> _Data in this exercise_:
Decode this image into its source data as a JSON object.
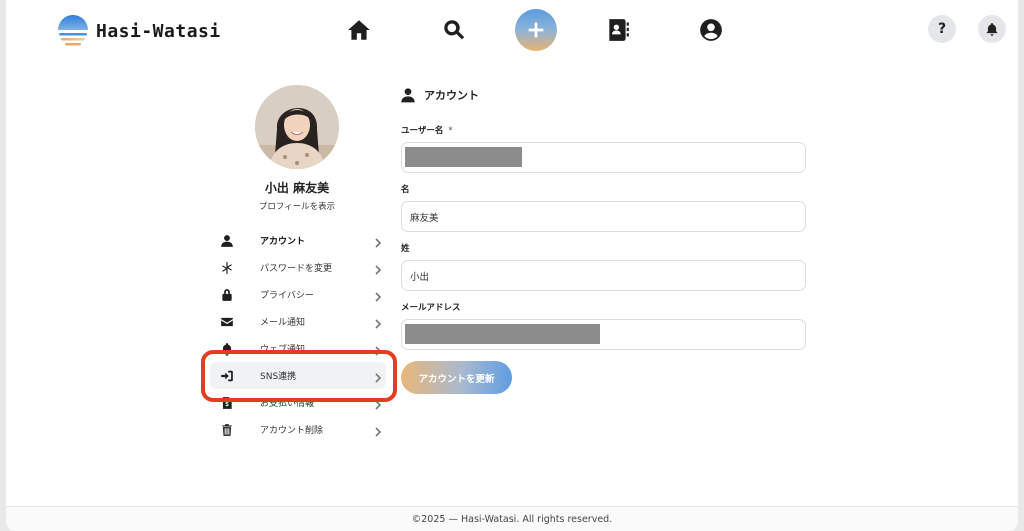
{
  "header": {
    "brand": "Hasi-Watasi",
    "help_label": "?",
    "nav_icons": [
      "home-icon",
      "search-icon",
      "plus-icon",
      "contacts-icon",
      "account-circle-icon"
    ],
    "accent_gradient": [
      "#5a9be0",
      "#e8b36f"
    ]
  },
  "profile": {
    "name": "小出 麻友美",
    "view_profile": "プロフィールを表示"
  },
  "menu": {
    "items": [
      {
        "label": "アカウント",
        "icon": "person-icon",
        "active": true
      },
      {
        "label": "パスワードを変更",
        "icon": "asterisk-icon"
      },
      {
        "label": "プライバシー",
        "icon": "lock-icon"
      },
      {
        "label": "メール通知",
        "icon": "envelope-icon"
      },
      {
        "label": "ウェブ通知",
        "icon": "bell-icon"
      },
      {
        "label": "SNS連携",
        "icon": "sign-in-icon",
        "highlighted": true
      },
      {
        "label": "お支払い情報",
        "icon": "dollar-file-icon"
      },
      {
        "label": "アカウント削除",
        "icon": "trash-icon"
      }
    ],
    "highlight_color": "#e53b1f"
  },
  "form": {
    "title": "アカウント",
    "username_label": "ユーザー名",
    "required_mark": "*",
    "first_name_label": "名",
    "first_name_value": "麻友美",
    "last_name_label": "姓",
    "last_name_value": "小出",
    "email_label": "メールアドレス",
    "submit_label": "アカウントを更新"
  },
  "footer": {
    "copyright": "©2025 — Hasi-Watasi. All rights reserved."
  }
}
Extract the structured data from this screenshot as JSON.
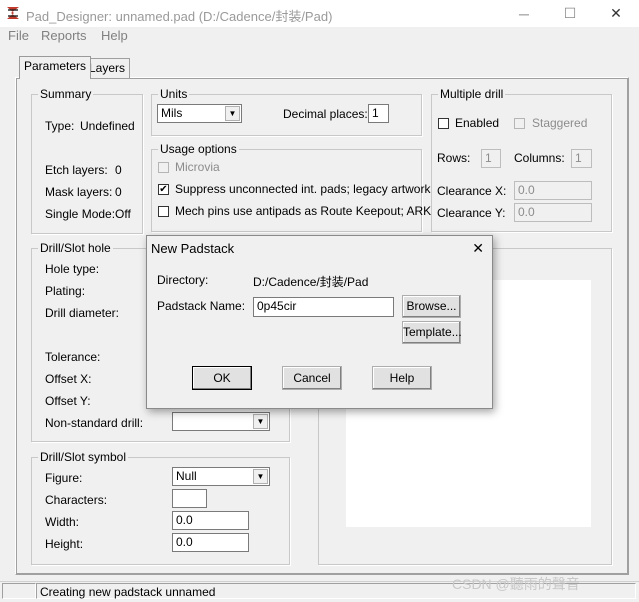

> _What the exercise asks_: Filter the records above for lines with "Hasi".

> _Exercise output_:
    "brand": "Hasi-Watasi",
    "copyright": "©2025 — Hasi-Watasi. All rights reserved."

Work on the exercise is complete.